-- Available data follows --

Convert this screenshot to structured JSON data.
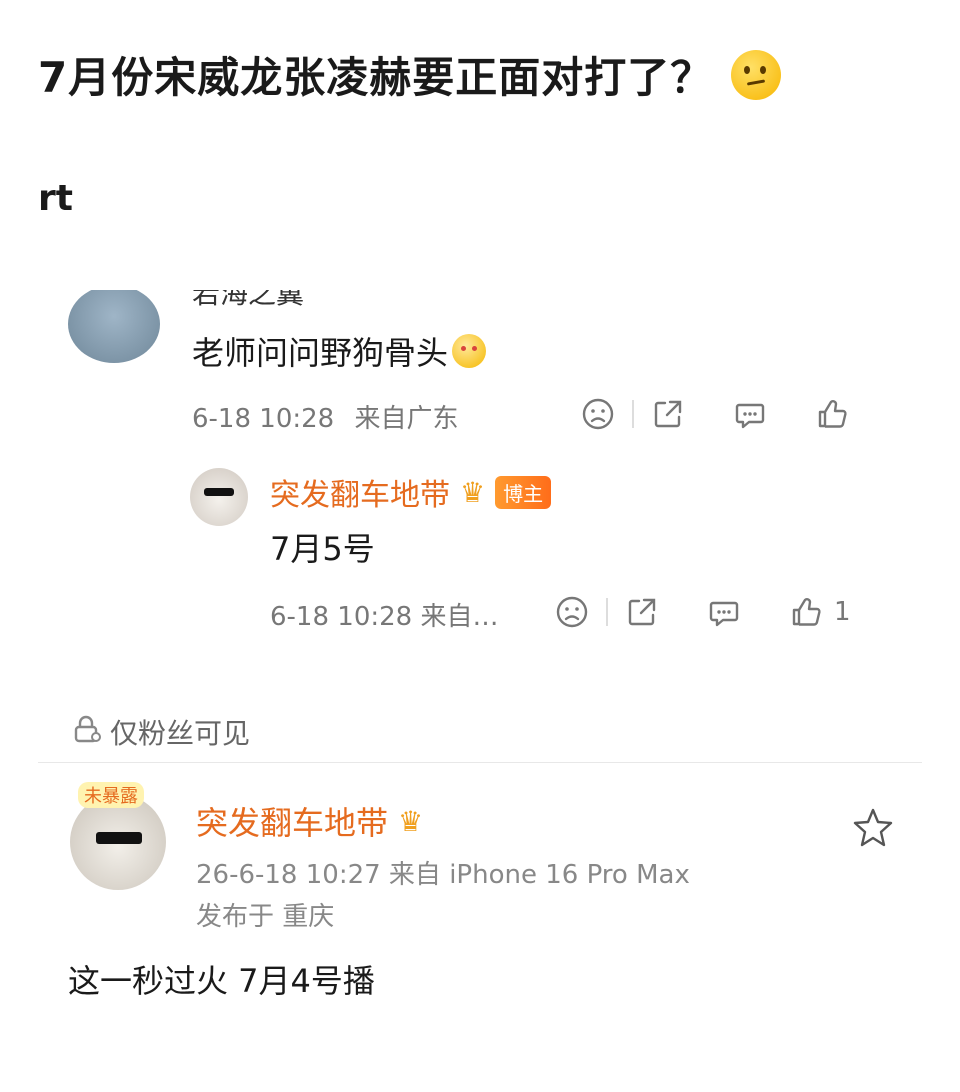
{
  "post": {
    "title": "7月份宋威龙张凌赫要正面对打了？",
    "subtitle": "rt"
  },
  "comment": {
    "user_name_cut": "若海之翼",
    "text": "老师问问野狗骨头",
    "time": "6-18 10:28",
    "location": "来自广东"
  },
  "reply": {
    "user_name": "突发翻车地带",
    "badge": "博主",
    "text": "7月5号",
    "meta": "6-18 10:28  来自…",
    "like_count": "1"
  },
  "visibility": {
    "label": "仅粉丝可见"
  },
  "original": {
    "avatar_tag": "未暴露",
    "user_name": "突发翻车地带",
    "meta_line1": "26-6-18 10:27   来自 iPhone 16 Pro Max",
    "meta_line2": "发布于 重庆",
    "body": "这一秒过火 7月4号播"
  },
  "icons": [
    "thinking-emoji",
    "hug-emoji",
    "dislike-icon",
    "share-icon",
    "comment-icon",
    "like-icon",
    "crown-icon",
    "lock-icon",
    "star-icon"
  ],
  "colors": {
    "name_accent": "#e56b1f",
    "meta_gray": "#777777",
    "badge_orange": "#ff7a1f"
  }
}
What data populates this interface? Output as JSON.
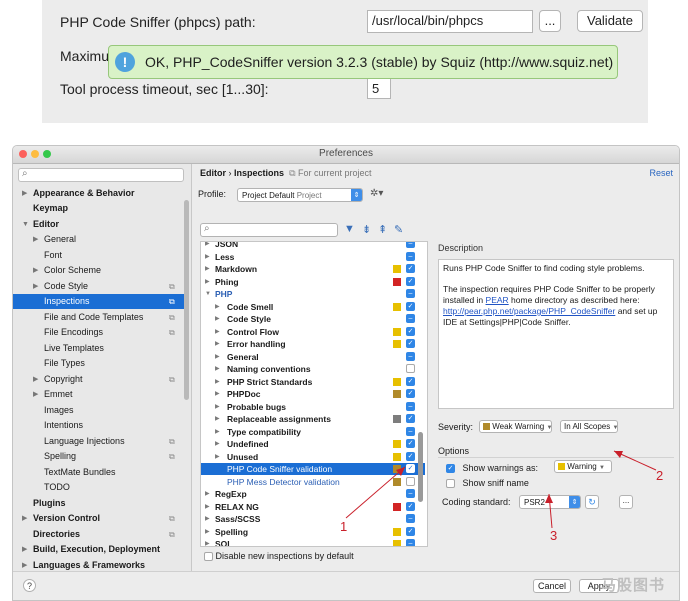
{
  "top_snippet": {
    "path_label": "PHP Code Sniffer (phpcs) path:",
    "path_value": "/usr/local/bin/phpcs",
    "browse_label": "...",
    "validate_label": "Validate",
    "max_label": "Maximu",
    "timeout_label": "Tool process timeout, sec [1...30]:",
    "timeout_value": "5",
    "balloon_message": "OK, PHP_CodeSniffer version 3.2.3 (stable) by Squiz (http://www.squiz.net)"
  },
  "window": {
    "title": "Preferences"
  },
  "sidebar": {
    "search_icon": "search-icon",
    "items": [
      {
        "label": "Appearance & Behavior"
      },
      {
        "label": "Keymap"
      },
      {
        "label": "Editor"
      },
      {
        "label": "General"
      },
      {
        "label": "Font"
      },
      {
        "label": "Color Scheme"
      },
      {
        "label": "Code Style"
      },
      {
        "label": "Inspections"
      },
      {
        "label": "File and Code Templates"
      },
      {
        "label": "File Encodings"
      },
      {
        "label": "Live Templates"
      },
      {
        "label": "File Types"
      },
      {
        "label": "Copyright"
      },
      {
        "label": "Emmet"
      },
      {
        "label": "Images"
      },
      {
        "label": "Intentions"
      },
      {
        "label": "Language Injections"
      },
      {
        "label": "Spelling"
      },
      {
        "label": "TextMate Bundles"
      },
      {
        "label": "TODO"
      },
      {
        "label": "Plugins"
      },
      {
        "label": "Version Control"
      },
      {
        "label": "Directories"
      },
      {
        "label": "Build, Execution, Deployment"
      },
      {
        "label": "Languages & Frameworks"
      }
    ]
  },
  "main": {
    "breadcrumb_root": "Editor",
    "breadcrumb_sep": "›",
    "breadcrumb_page": "Inspections",
    "breadcrumb_scope": "For current project",
    "reset_label": "Reset",
    "profile_label": "Profile:",
    "profile_value": "Project Default",
    "profile_tag": "Project",
    "gear_label": "✲▾"
  },
  "inspections": {
    "rows": [
      {
        "label": "JSON"
      },
      {
        "label": "Less"
      },
      {
        "label": "Markdown"
      },
      {
        "label": "Phing"
      },
      {
        "label": "PHP"
      },
      {
        "label": "Code Smell"
      },
      {
        "label": "Code Style"
      },
      {
        "label": "Control Flow"
      },
      {
        "label": "Error handling"
      },
      {
        "label": "General"
      },
      {
        "label": "Naming conventions"
      },
      {
        "label": "PHP Strict Standards"
      },
      {
        "label": "PHPDoc"
      },
      {
        "label": "Probable bugs"
      },
      {
        "label": "Replaceable assignments"
      },
      {
        "label": "Type compatibility"
      },
      {
        "label": "Undefined"
      },
      {
        "label": "Unused"
      },
      {
        "label": "PHP Code Sniffer validation"
      },
      {
        "label": "PHP Mess Detector validation"
      },
      {
        "label": "RegExp"
      },
      {
        "label": "RELAX NG"
      },
      {
        "label": "Sass/SCSS"
      },
      {
        "label": "Spelling"
      },
      {
        "label": "SQL"
      }
    ],
    "disable_new_label": "Disable new inspections by default"
  },
  "description": {
    "heading": "Description",
    "para1": "Runs PHP Code Sniffer to find coding style problems.",
    "para2_a": "The inspection requires PHP Code Sniffer to be properly installed in ",
    "para2_pear": "PEAR",
    "para2_b": " home directory as described here: ",
    "para2_url": "http://pear.php.net/package/PHP_CodeSniffer",
    "para2_c": " and set up IDE at Settings|PHP|Code Sniffer."
  },
  "severity": {
    "label": "Severity:",
    "value": "Weak Warning",
    "scope": "In All Scopes"
  },
  "options": {
    "heading": "Options",
    "show_warnings_label": "Show warnings as:",
    "warnings_value": "Warning",
    "show_sniff_label": "Show sniff name",
    "coding_standard_label": "Coding standard:",
    "coding_standard_value": "PSR2",
    "browse_label": "..."
  },
  "footer": {
    "help_label": "?",
    "cancel_label": "Cancel",
    "apply_label": "Apply",
    "watermark": "马股图书"
  },
  "annotations": {
    "one": "1",
    "two": "2",
    "three": "3"
  },
  "colors": {
    "selection": "#1b6ed4",
    "annotation_red": "#c9202b",
    "balloon_bg": "#d9f2c7",
    "checkbox_blue": "#2f86e6"
  }
}
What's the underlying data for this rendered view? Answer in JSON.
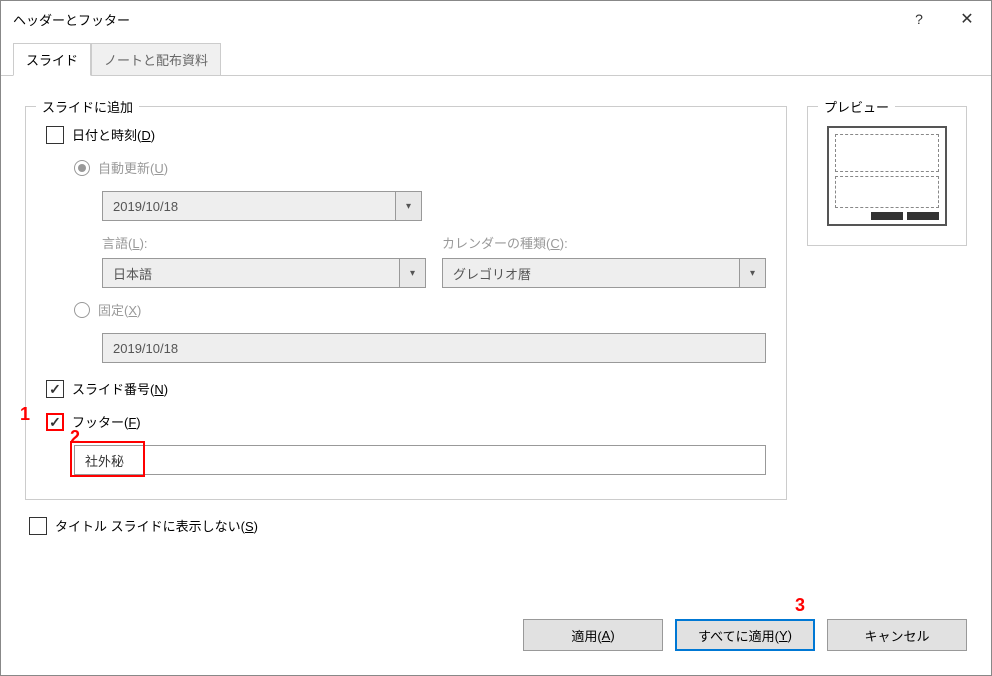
{
  "title": "ヘッダーとフッター",
  "tabs": {
    "slide": "スライド",
    "notes": "ノートと配布資料"
  },
  "groupbox": {
    "title": "スライドに追加"
  },
  "datetime": {
    "label": "日付と時刻(",
    "key": "D",
    "suffix": ")",
    "auto_label": "自動更新(",
    "auto_key": "U",
    "auto_suffix": ")",
    "date_value": "2019/10/18",
    "lang_label": "言語(",
    "lang_key": "L",
    "lang_suffix": "):",
    "lang_value": "日本語",
    "cal_label": "カレンダーの種類(",
    "cal_key": "C",
    "cal_suffix": "):",
    "cal_value": "グレゴリオ暦",
    "fixed_label": "固定(",
    "fixed_key": "X",
    "fixed_suffix": ")",
    "fixed_value": "2019/10/18"
  },
  "slidenum": {
    "label": "スライド番号(",
    "key": "N",
    "suffix": ")"
  },
  "footer": {
    "label": "フッター(",
    "key": "F",
    "suffix": ")",
    "value": "社外秘"
  },
  "notitle": {
    "label": "タイトル スライドに表示しない(",
    "key": "S",
    "suffix": ")"
  },
  "preview": {
    "title": "プレビュー"
  },
  "buttons": {
    "apply": "適用(",
    "apply_key": "A",
    "apply_suffix": ")",
    "apply_all": "すべてに適用(",
    "apply_all_key": "Y",
    "apply_all_suffix": ")",
    "cancel": "キャンセル"
  },
  "annotations": {
    "n1": "1",
    "n2": "2",
    "n3": "3"
  }
}
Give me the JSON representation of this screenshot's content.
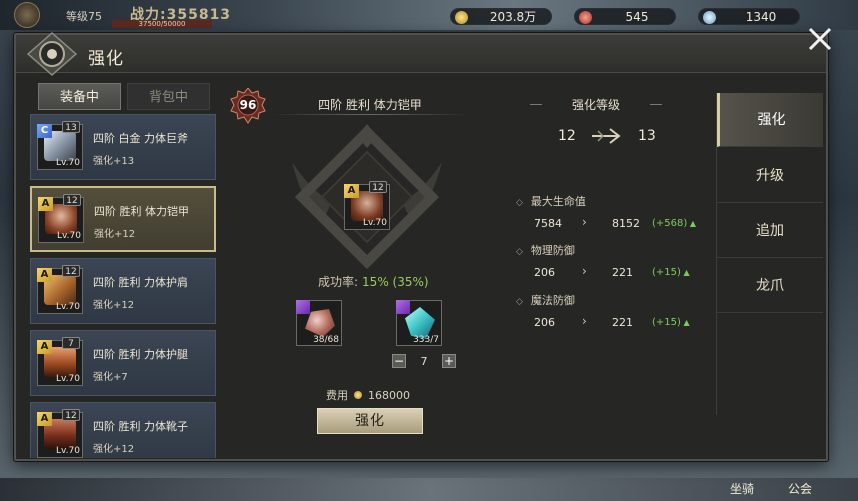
{
  "hud": {
    "level": "等级75",
    "power": "战力:355813",
    "exp": "37500/50000",
    "gold": "203.8万",
    "resource2": "545",
    "resource3": "1340"
  },
  "panel": {
    "title": "强化",
    "tabs": {
      "equipped": "装备中",
      "backpack": "背包中"
    }
  },
  "equipment": [
    {
      "grade": "C",
      "ilvl": "13",
      "lv": "Lv.70",
      "name": "四阶 白金 力体巨斧",
      "enh": "强化+13",
      "color": "#cfd6e0"
    },
    {
      "grade": "A",
      "ilvl": "12",
      "lv": "Lv.70",
      "name": "四阶 胜利 体力铠甲",
      "enh": "强化+12",
      "color": "#b8704a"
    },
    {
      "grade": "A",
      "ilvl": "12",
      "lv": "Lv.70",
      "name": "四阶 胜利 力体护肩",
      "enh": "强化+12",
      "color": "#c8843a"
    },
    {
      "grade": "A",
      "ilvl": "7",
      "lv": "Lv.70",
      "name": "四阶 胜利 力体护腿",
      "enh": "强化+7",
      "color": "#c0703a"
    },
    {
      "grade": "A",
      "ilvl": "12",
      "lv": "Lv.70",
      "name": "四阶 胜利 力体靴子",
      "enh": "强化+12",
      "color": "#a85a3a"
    }
  ],
  "selected": {
    "power_badge": "96",
    "title": "四阶 胜利 体力铠甲",
    "grade": "A",
    "ilvl": "12",
    "lv": "Lv.70",
    "rate_label": "成功率:",
    "rate_value": "15% (35%)",
    "materials": [
      {
        "count": "38/68",
        "icon": "ore-icon"
      },
      {
        "count": "333/7",
        "icon": "crystal-icon"
      }
    ],
    "quantity": "7",
    "cost_label": "费用",
    "cost_value": "168000",
    "enhance_button": "强化"
  },
  "enhance_level": {
    "label": "强化等级",
    "from": "12",
    "to": "13"
  },
  "stats": [
    {
      "name": "最大生命值",
      "old": "7584",
      "new": "8152",
      "diff": "(+568)"
    },
    {
      "name": "物理防御",
      "old": "206",
      "new": "221",
      "diff": "(+15)"
    },
    {
      "name": "魔法防御",
      "old": "206",
      "new": "221",
      "diff": "(+15)"
    }
  ],
  "side_tabs": [
    "强化",
    "升级",
    "追加",
    "龙爪"
  ],
  "world_buttons": {
    "mount": "坐骑",
    "guild": "公会"
  }
}
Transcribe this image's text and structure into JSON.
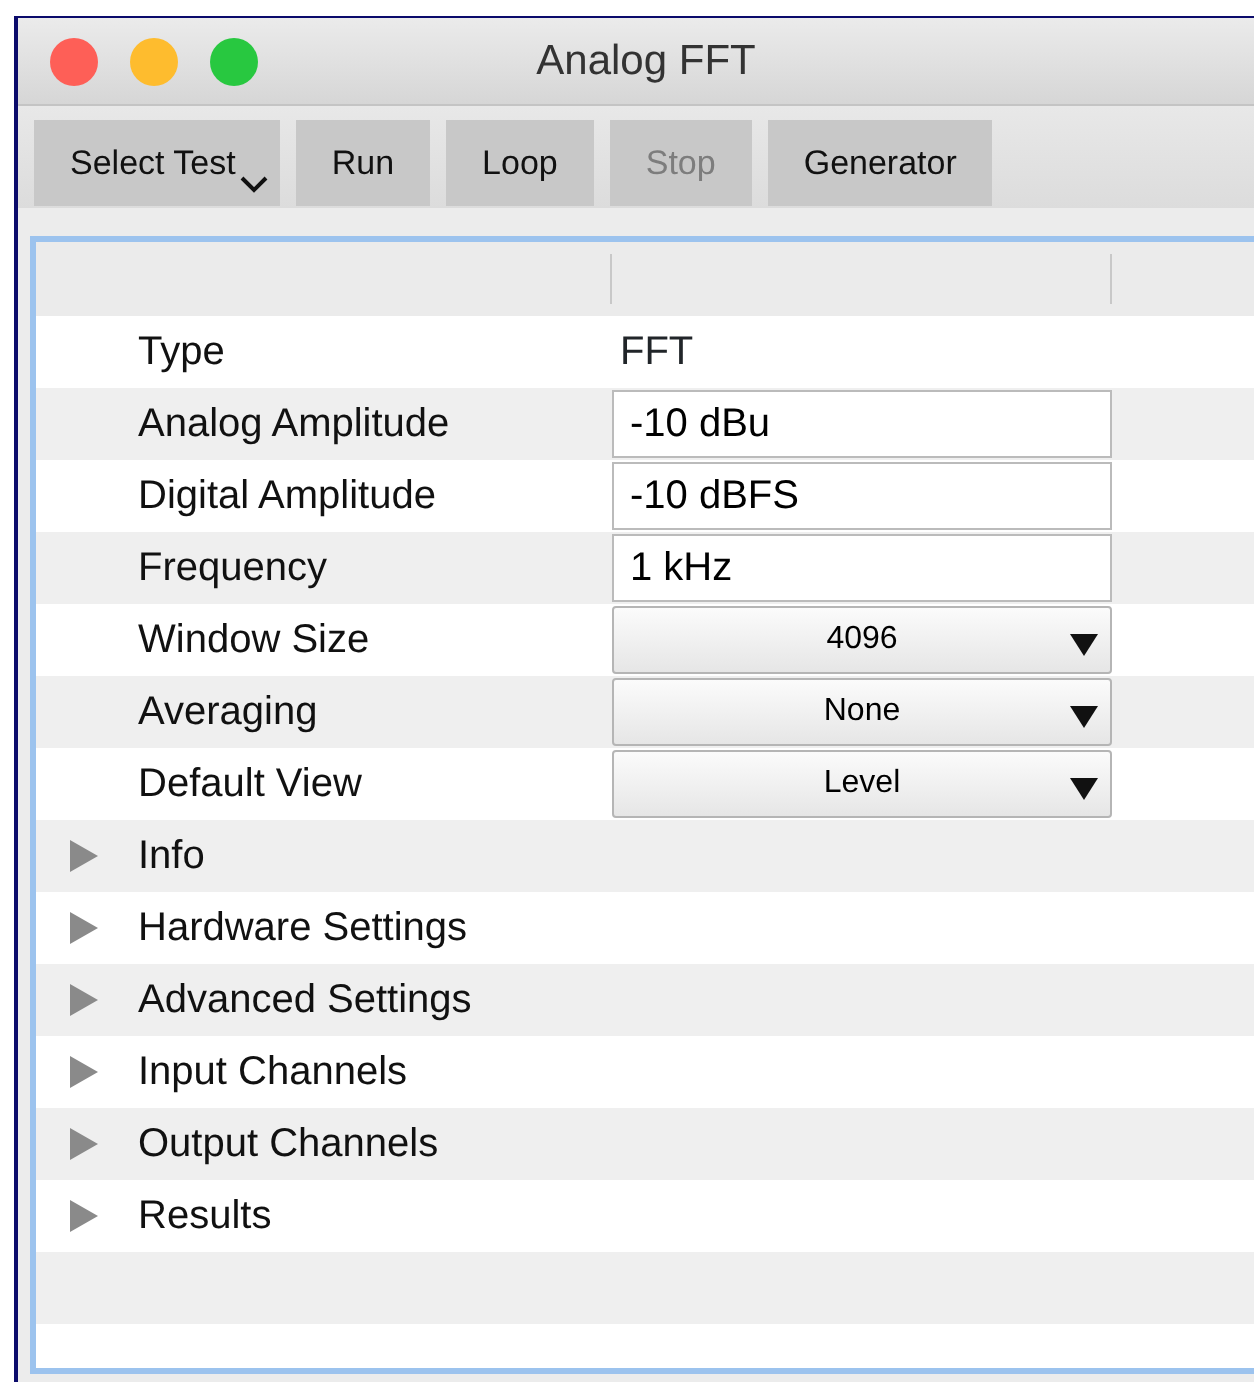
{
  "window": {
    "title": "Analog FFT"
  },
  "toolbar": [
    {
      "label": "Select Test",
      "kind": "menu",
      "disabled": false
    },
    {
      "label": "Run",
      "kind": "button",
      "disabled": false
    },
    {
      "label": "Loop",
      "kind": "button",
      "disabled": false
    },
    {
      "label": "Stop",
      "kind": "button",
      "disabled": true
    },
    {
      "label": "Generator",
      "kind": "button",
      "disabled": false
    }
  ],
  "properties": [
    {
      "label": "Type",
      "kind": "text",
      "value": "FFT"
    },
    {
      "label": "Analog Amplitude",
      "kind": "field",
      "value": "-10 dBu"
    },
    {
      "label": "Digital Amplitude",
      "kind": "field",
      "value": "-10 dBFS"
    },
    {
      "label": "Frequency",
      "kind": "field",
      "value": "1 kHz"
    },
    {
      "label": "Window Size",
      "kind": "dropdown",
      "value": "4096"
    },
    {
      "label": "Averaging",
      "kind": "dropdown",
      "value": "None"
    },
    {
      "label": "Default View",
      "kind": "dropdown",
      "value": "Level"
    }
  ],
  "groups": [
    {
      "label": "Info",
      "expanded": false
    },
    {
      "label": "Hardware Settings",
      "expanded": false
    },
    {
      "label": "Advanced Settings",
      "expanded": false
    },
    {
      "label": "Input Channels",
      "expanded": false
    },
    {
      "label": "Output Channels",
      "expanded": false
    },
    {
      "label": "Results",
      "expanded": false
    }
  ]
}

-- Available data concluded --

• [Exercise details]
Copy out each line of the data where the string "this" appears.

• [Response to the task]
Convert this screenshot to structured JSON data.
What data populates this interface? Output as JSON.
What's the underlying data for this rendered view? Answer in JSON.
Give me the JSON representation of this screenshot's content.
Transcribe this image's text and structure into JSON.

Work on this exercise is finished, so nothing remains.